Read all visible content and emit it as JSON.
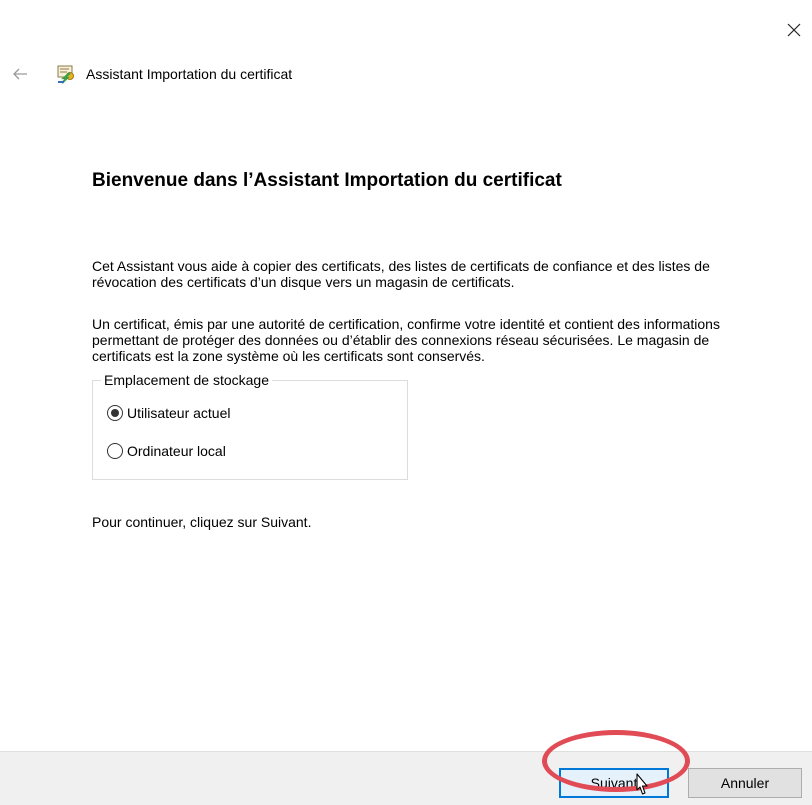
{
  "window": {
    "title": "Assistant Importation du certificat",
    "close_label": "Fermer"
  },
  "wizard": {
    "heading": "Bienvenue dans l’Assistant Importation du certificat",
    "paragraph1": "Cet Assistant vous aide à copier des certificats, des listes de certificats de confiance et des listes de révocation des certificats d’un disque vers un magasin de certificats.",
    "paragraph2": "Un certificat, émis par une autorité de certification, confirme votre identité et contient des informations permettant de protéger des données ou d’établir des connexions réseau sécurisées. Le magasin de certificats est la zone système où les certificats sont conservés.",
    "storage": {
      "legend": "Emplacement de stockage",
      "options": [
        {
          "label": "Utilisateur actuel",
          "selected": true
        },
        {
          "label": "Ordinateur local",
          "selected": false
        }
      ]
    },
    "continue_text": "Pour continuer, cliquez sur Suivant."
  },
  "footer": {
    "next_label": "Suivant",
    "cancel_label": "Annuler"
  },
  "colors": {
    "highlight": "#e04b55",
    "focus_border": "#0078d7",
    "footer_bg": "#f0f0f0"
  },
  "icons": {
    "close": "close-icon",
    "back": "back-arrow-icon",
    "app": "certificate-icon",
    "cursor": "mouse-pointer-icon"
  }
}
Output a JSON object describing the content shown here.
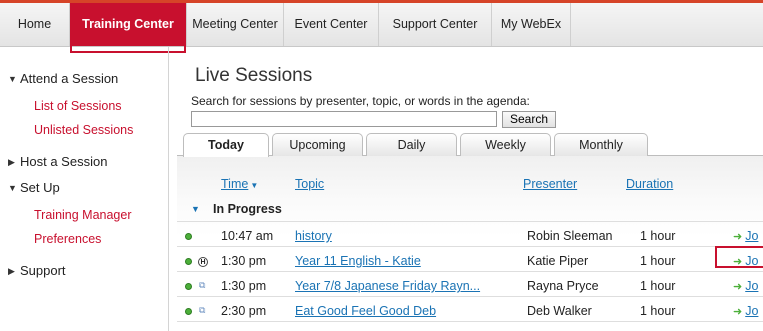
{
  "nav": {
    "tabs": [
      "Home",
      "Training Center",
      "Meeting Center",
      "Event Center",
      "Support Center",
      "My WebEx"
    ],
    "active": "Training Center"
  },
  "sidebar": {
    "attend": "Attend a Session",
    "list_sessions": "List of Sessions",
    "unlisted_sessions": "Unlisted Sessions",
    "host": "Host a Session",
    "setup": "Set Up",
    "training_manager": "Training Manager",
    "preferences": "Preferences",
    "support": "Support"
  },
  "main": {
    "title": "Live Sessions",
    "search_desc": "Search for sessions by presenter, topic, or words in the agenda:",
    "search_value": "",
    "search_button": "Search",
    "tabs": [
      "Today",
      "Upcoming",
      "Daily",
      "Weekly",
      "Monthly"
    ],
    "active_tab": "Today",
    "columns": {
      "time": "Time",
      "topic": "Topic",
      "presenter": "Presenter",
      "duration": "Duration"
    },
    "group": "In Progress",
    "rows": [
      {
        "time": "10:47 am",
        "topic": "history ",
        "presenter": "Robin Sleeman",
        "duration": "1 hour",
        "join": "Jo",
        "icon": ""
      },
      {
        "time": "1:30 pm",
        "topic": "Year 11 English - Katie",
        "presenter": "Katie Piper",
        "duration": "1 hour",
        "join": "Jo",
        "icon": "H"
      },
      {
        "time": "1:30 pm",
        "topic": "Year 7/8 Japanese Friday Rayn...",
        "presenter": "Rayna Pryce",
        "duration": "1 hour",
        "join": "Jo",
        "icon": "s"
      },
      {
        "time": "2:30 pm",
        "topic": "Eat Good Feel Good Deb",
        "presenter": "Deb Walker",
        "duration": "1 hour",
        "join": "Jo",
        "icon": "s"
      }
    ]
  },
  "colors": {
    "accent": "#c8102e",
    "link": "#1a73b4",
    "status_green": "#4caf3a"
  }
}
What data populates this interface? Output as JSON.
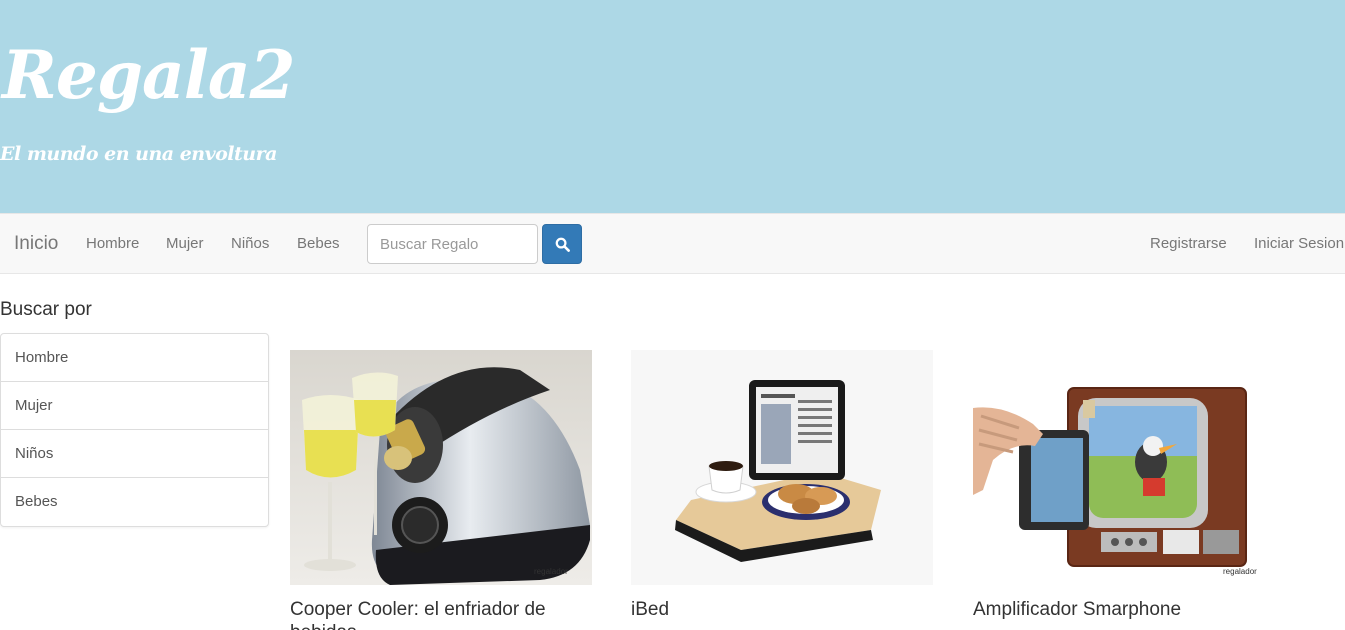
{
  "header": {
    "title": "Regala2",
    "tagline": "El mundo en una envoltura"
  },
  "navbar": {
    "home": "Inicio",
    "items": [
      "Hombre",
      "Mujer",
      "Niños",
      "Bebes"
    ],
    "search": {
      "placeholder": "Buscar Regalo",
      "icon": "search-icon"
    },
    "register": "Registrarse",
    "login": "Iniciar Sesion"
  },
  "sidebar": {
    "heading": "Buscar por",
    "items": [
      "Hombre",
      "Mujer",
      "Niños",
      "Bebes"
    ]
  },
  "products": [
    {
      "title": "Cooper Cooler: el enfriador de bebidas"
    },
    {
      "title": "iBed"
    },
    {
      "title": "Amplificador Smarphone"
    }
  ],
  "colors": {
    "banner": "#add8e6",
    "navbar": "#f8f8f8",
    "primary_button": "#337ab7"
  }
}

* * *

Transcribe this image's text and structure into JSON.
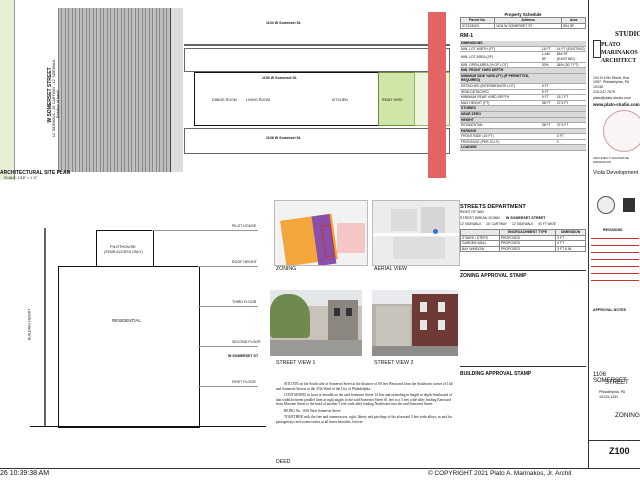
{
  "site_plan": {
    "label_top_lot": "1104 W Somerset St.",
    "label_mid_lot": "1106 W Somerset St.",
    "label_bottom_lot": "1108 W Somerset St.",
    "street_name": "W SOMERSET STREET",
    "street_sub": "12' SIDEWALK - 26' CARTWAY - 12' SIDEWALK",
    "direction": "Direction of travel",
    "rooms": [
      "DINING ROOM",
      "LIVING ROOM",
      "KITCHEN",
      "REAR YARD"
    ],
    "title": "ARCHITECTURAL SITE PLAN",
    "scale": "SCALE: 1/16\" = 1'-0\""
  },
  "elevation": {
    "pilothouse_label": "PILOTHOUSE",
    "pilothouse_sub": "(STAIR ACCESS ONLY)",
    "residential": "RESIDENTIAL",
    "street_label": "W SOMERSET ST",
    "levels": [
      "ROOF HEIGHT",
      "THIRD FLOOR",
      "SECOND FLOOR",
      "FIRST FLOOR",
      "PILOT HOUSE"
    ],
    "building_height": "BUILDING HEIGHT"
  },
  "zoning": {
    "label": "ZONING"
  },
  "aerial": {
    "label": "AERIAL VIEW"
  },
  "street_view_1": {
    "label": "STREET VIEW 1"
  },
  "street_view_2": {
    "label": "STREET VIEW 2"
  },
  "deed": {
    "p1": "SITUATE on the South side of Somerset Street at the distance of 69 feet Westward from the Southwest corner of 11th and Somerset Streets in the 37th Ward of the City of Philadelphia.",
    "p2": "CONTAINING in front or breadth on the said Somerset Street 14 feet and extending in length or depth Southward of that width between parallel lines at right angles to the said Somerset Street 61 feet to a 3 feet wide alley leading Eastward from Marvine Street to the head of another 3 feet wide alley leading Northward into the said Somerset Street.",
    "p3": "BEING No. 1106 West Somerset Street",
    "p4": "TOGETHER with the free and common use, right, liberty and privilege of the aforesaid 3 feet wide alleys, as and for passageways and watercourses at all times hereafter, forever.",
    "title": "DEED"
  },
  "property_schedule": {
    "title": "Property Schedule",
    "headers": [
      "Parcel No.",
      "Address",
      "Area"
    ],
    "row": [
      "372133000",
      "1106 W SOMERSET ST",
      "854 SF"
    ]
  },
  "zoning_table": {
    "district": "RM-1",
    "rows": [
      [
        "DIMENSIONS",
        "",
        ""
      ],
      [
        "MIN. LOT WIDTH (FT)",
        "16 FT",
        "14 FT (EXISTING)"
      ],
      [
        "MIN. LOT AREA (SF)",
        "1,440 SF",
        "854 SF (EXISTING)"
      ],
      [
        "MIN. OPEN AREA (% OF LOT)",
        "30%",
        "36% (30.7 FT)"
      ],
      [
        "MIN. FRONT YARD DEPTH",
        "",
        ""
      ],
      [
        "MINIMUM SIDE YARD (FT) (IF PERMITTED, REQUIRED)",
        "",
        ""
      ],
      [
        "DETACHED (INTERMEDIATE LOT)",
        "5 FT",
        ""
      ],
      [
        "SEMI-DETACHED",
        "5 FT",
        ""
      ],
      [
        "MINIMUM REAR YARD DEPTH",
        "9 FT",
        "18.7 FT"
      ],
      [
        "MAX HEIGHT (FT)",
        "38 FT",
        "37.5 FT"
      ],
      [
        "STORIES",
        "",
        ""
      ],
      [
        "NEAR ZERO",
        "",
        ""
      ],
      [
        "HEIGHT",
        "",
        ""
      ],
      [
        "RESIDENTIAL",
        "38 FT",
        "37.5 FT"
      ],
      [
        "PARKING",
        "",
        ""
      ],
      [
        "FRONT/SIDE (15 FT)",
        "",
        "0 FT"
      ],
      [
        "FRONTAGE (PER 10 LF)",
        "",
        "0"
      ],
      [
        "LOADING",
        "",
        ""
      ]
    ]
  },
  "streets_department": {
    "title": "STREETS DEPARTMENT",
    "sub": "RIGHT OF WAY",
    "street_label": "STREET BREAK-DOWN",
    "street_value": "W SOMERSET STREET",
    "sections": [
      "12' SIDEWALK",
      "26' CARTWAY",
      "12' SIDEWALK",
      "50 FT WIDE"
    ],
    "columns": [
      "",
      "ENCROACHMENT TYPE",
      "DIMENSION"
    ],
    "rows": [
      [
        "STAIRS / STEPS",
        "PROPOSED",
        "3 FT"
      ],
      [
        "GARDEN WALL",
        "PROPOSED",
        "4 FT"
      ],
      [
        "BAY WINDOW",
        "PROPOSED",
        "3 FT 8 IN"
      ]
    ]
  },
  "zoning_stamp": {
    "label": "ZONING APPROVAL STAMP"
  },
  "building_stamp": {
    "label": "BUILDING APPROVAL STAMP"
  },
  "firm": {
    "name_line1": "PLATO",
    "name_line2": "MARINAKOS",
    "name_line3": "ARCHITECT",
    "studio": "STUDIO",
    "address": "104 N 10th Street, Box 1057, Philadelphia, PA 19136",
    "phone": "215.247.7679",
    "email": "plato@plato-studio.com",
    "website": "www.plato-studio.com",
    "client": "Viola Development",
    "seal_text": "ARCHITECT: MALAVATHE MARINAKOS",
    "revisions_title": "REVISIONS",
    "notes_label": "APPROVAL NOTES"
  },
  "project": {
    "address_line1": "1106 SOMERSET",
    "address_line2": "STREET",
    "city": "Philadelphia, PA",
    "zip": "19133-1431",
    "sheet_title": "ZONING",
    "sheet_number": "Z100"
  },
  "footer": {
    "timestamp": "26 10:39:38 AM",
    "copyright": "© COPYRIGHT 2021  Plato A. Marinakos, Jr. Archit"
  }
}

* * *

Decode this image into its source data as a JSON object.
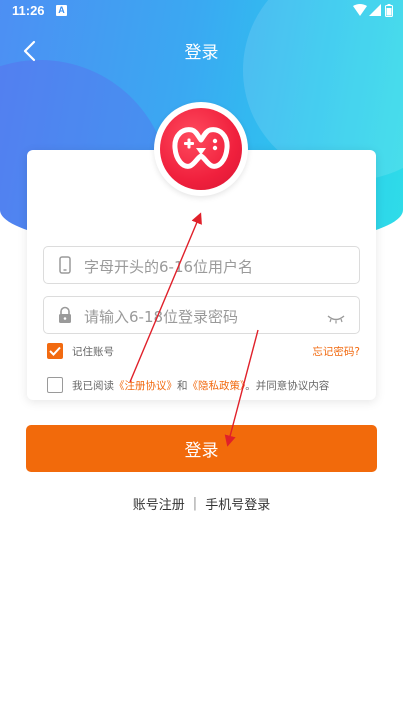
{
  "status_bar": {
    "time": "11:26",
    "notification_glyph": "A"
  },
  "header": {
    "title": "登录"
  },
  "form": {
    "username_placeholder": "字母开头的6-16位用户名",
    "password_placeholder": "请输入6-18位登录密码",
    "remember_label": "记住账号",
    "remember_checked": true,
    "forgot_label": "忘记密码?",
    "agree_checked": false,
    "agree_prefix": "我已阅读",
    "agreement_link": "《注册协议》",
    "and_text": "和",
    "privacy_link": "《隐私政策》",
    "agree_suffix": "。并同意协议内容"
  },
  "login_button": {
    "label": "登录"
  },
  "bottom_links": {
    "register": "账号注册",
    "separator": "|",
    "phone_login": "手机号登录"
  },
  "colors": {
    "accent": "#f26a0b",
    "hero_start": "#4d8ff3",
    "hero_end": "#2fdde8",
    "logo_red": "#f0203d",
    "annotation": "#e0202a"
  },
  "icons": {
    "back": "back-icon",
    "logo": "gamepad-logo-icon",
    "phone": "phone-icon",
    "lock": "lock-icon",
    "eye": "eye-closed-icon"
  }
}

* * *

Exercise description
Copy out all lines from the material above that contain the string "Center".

Exercise answer
      "Training Center",
      "Meeting Center",
      "Event Center",
      "Support Center",
    "active": "Training Center"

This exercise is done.